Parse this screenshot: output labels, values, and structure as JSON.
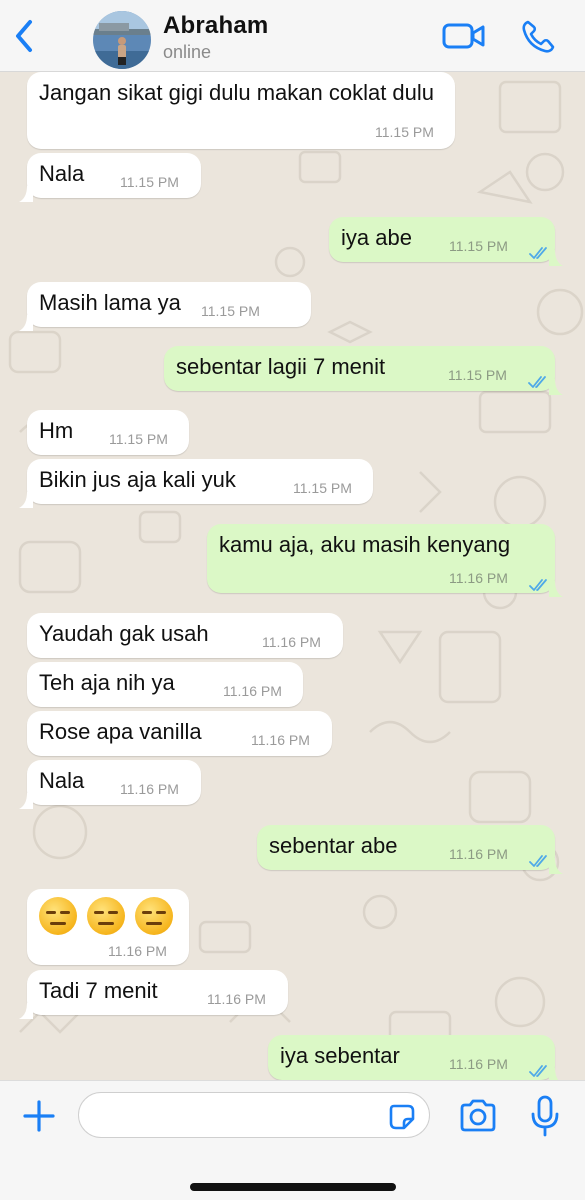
{
  "header": {
    "contact_name": "Abraham",
    "status": "online"
  },
  "messages": [
    {
      "dir": "in",
      "text": "Jangan sikat gigi dulu makan coklat dulu",
      "time": "11.15 PM"
    },
    {
      "dir": "in",
      "text": "Nala",
      "time": "11.15 PM"
    },
    {
      "dir": "out",
      "text": "iya abe",
      "time": "11.15 PM",
      "status": "read"
    },
    {
      "dir": "in",
      "text": "Masih lama ya",
      "time": "11.15 PM"
    },
    {
      "dir": "out",
      "text": "sebentar lagii 7 menit",
      "time": "11.15 PM",
      "status": "read"
    },
    {
      "dir": "in",
      "text": "Hm",
      "time": "11.15 PM"
    },
    {
      "dir": "in",
      "text": "Bikin jus aja kali yuk",
      "time": "11.15 PM"
    },
    {
      "dir": "out",
      "text": "kamu aja, aku masih kenyang",
      "time": "11.16 PM",
      "status": "read"
    },
    {
      "dir": "in",
      "text": "Yaudah gak usah",
      "time": "11.16 PM"
    },
    {
      "dir": "in",
      "text": "Teh aja nih ya",
      "time": "11.16 PM"
    },
    {
      "dir": "in",
      "text": "Rose apa vanilla",
      "time": "11.16 PM"
    },
    {
      "dir": "in",
      "text": "Nala",
      "time": "11.16 PM"
    },
    {
      "dir": "out",
      "text": "sebentar abe",
      "time": "11.16 PM",
      "status": "read"
    },
    {
      "dir": "in",
      "text": "😑😑😑",
      "time": "11.16 PM",
      "emoji": "expressionless-face"
    },
    {
      "dir": "in",
      "text": "Tadi 7 menit",
      "time": "11.16 PM"
    },
    {
      "dir": "out",
      "text": "iya sebentar",
      "time": "11.16 PM",
      "status": "read"
    }
  ],
  "composer": {
    "placeholder": ""
  },
  "icons": {
    "back": "chevron-left-icon",
    "video": "video-camera-icon",
    "call": "phone-icon",
    "plus": "plus-icon",
    "sticker": "sticker-icon",
    "camera": "camera-icon",
    "mic": "microphone-icon"
  },
  "colors": {
    "accent": "#1a7ff5",
    "incoming_bubble": "#ffffff",
    "outgoing_bubble": "#dbf8c6",
    "read_ticks": "#4fa9e8",
    "wallpaper": "#ebe5dc"
  }
}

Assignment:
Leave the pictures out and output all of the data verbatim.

Result of the exercise:
Parse this screenshot: output labels, values, and structure as JSON.
{
  "header": {
    "contact_name": "Abraham",
    "status": "online"
  },
  "messages": [
    {
      "dir": "in",
      "text": "Jangan sikat gigi dulu makan coklat dulu",
      "time": "11.15 PM"
    },
    {
      "dir": "in",
      "text": "Nala",
      "time": "11.15 PM"
    },
    {
      "dir": "out",
      "text": "iya abe",
      "time": "11.15 PM",
      "status": "read"
    },
    {
      "dir": "in",
      "text": "Masih lama ya",
      "time": "11.15 PM"
    },
    {
      "dir": "out",
      "text": "sebentar lagii 7 menit",
      "time": "11.15 PM",
      "status": "read"
    },
    {
      "dir": "in",
      "text": "Hm",
      "time": "11.15 PM"
    },
    {
      "dir": "in",
      "text": "Bikin jus aja kali yuk",
      "time": "11.15 PM"
    },
    {
      "dir": "out",
      "text": "kamu aja, aku masih kenyang",
      "time": "11.16 PM",
      "status": "read"
    },
    {
      "dir": "in",
      "text": "Yaudah gak usah",
      "time": "11.16 PM"
    },
    {
      "dir": "in",
      "text": "Teh aja nih ya",
      "time": "11.16 PM"
    },
    {
      "dir": "in",
      "text": "Rose apa vanilla",
      "time": "11.16 PM"
    },
    {
      "dir": "in",
      "text": "Nala",
      "time": "11.16 PM"
    },
    {
      "dir": "out",
      "text": "sebentar abe",
      "time": "11.16 PM",
      "status": "read"
    },
    {
      "dir": "in",
      "text": "😑😑😑",
      "time": "11.16 PM",
      "emoji": "expressionless-face"
    },
    {
      "dir": "in",
      "text": "Tadi 7 menit",
      "time": "11.16 PM"
    },
    {
      "dir": "out",
      "text": "iya sebentar",
      "time": "11.16 PM",
      "status": "read"
    }
  ],
  "composer": {
    "placeholder": ""
  },
  "icons": {
    "back": "chevron-left-icon",
    "video": "video-camera-icon",
    "call": "phone-icon",
    "plus": "plus-icon",
    "sticker": "sticker-icon",
    "camera": "camera-icon",
    "mic": "microphone-icon"
  },
  "colors": {
    "accent": "#1a7ff5",
    "incoming_bubble": "#ffffff",
    "outgoing_bubble": "#dbf8c6",
    "read_ticks": "#4fa9e8",
    "wallpaper": "#ebe5dc"
  }
}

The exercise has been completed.